What you have to do
Find and copy each line in the material below where the string "Adobe" occurs.

Data supplied
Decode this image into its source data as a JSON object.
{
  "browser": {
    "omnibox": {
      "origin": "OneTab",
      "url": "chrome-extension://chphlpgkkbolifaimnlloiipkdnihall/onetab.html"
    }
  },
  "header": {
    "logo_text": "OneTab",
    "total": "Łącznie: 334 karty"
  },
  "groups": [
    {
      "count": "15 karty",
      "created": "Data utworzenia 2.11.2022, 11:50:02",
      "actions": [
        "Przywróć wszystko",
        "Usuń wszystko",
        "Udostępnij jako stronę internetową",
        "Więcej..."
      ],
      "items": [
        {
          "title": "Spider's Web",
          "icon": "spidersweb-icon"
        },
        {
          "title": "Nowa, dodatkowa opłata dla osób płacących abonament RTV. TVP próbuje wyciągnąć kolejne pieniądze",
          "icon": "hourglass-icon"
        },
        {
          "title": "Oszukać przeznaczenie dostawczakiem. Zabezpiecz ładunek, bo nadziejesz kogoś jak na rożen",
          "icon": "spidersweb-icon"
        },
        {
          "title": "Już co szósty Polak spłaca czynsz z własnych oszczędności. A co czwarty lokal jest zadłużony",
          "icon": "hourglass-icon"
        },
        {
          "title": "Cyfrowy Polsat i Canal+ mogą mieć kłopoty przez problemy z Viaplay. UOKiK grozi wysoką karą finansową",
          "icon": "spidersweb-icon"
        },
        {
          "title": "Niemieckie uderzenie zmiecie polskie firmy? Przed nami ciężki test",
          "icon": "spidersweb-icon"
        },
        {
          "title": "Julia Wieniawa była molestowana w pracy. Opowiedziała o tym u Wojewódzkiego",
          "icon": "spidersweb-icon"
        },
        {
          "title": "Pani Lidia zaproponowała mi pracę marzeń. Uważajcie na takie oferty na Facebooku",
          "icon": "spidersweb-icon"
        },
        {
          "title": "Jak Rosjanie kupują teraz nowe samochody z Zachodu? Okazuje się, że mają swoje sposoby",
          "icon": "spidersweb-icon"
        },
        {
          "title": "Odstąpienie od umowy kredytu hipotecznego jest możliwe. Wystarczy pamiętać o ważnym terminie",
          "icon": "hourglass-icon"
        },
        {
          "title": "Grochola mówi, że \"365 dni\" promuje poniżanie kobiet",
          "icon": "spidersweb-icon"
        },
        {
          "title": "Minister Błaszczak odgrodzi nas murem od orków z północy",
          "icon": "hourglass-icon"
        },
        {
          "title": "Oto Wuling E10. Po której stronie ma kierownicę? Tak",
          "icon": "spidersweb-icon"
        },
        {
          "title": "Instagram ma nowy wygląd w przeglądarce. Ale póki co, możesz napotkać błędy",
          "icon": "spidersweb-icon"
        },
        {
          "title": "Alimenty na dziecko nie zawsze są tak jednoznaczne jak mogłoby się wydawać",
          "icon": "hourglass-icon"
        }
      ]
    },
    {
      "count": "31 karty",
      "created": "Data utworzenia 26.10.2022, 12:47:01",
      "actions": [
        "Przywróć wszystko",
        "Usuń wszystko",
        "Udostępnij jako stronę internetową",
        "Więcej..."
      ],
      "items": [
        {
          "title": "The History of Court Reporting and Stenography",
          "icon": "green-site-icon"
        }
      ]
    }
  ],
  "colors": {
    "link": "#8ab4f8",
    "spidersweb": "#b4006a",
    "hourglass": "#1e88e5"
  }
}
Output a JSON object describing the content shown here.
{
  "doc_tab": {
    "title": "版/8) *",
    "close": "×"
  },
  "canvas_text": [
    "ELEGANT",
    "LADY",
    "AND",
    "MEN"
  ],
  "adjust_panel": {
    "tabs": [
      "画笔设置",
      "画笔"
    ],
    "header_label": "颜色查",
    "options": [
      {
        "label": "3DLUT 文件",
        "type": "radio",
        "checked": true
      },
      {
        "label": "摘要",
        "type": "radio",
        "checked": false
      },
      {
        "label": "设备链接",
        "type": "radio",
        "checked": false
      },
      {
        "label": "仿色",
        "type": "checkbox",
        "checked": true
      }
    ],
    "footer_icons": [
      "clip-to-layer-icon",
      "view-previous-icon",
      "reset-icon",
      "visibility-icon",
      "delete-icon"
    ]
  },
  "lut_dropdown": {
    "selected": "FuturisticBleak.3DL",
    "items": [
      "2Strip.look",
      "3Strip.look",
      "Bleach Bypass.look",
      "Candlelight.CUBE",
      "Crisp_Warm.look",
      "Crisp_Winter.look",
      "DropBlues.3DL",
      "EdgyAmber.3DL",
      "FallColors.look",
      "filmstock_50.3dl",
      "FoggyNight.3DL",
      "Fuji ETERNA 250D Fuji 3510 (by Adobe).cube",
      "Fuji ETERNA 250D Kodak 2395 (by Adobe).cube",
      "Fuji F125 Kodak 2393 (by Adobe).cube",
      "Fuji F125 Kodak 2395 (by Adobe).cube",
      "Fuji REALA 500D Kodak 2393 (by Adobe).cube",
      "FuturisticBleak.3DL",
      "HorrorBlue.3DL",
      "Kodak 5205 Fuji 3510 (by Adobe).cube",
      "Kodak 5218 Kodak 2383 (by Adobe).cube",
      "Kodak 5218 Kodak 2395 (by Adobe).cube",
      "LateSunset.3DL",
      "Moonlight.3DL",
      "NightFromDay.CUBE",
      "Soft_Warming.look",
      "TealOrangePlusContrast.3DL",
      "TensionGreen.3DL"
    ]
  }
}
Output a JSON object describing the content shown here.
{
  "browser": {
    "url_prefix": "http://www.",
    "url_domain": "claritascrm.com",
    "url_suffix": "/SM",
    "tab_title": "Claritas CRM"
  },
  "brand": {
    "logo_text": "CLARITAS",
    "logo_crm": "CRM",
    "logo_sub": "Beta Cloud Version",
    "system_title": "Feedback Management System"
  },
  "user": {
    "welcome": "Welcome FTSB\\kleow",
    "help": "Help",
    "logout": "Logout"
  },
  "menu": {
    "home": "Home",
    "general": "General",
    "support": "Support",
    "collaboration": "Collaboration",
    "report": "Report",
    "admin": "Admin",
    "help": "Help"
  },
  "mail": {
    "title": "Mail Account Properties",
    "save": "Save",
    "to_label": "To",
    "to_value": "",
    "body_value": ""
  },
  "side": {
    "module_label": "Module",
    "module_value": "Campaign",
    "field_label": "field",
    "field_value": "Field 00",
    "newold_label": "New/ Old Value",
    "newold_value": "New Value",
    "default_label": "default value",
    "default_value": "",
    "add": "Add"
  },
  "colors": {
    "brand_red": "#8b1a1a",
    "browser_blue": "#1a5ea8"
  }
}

Solution below
      "Fuji ETERNA 250D Fuji 3510 (by Adobe).cube",
      "Fuji ETERNA 250D Kodak 2395 (by Adobe).cube",
      "Fuji F125 Kodak 2393 (by Adobe).cube",
      "Fuji F125 Kodak 2395 (by Adobe).cube",
      "Fuji REALA 500D Kodak 2393 (by Adobe).cube",
      "Kodak 5205 Fuji 3510 (by Adobe).cube",
      "Kodak 5218 Kodak 2383 (by Adobe).cube",
      "Kodak 5218 Kodak 2395 (by Adobe).cube",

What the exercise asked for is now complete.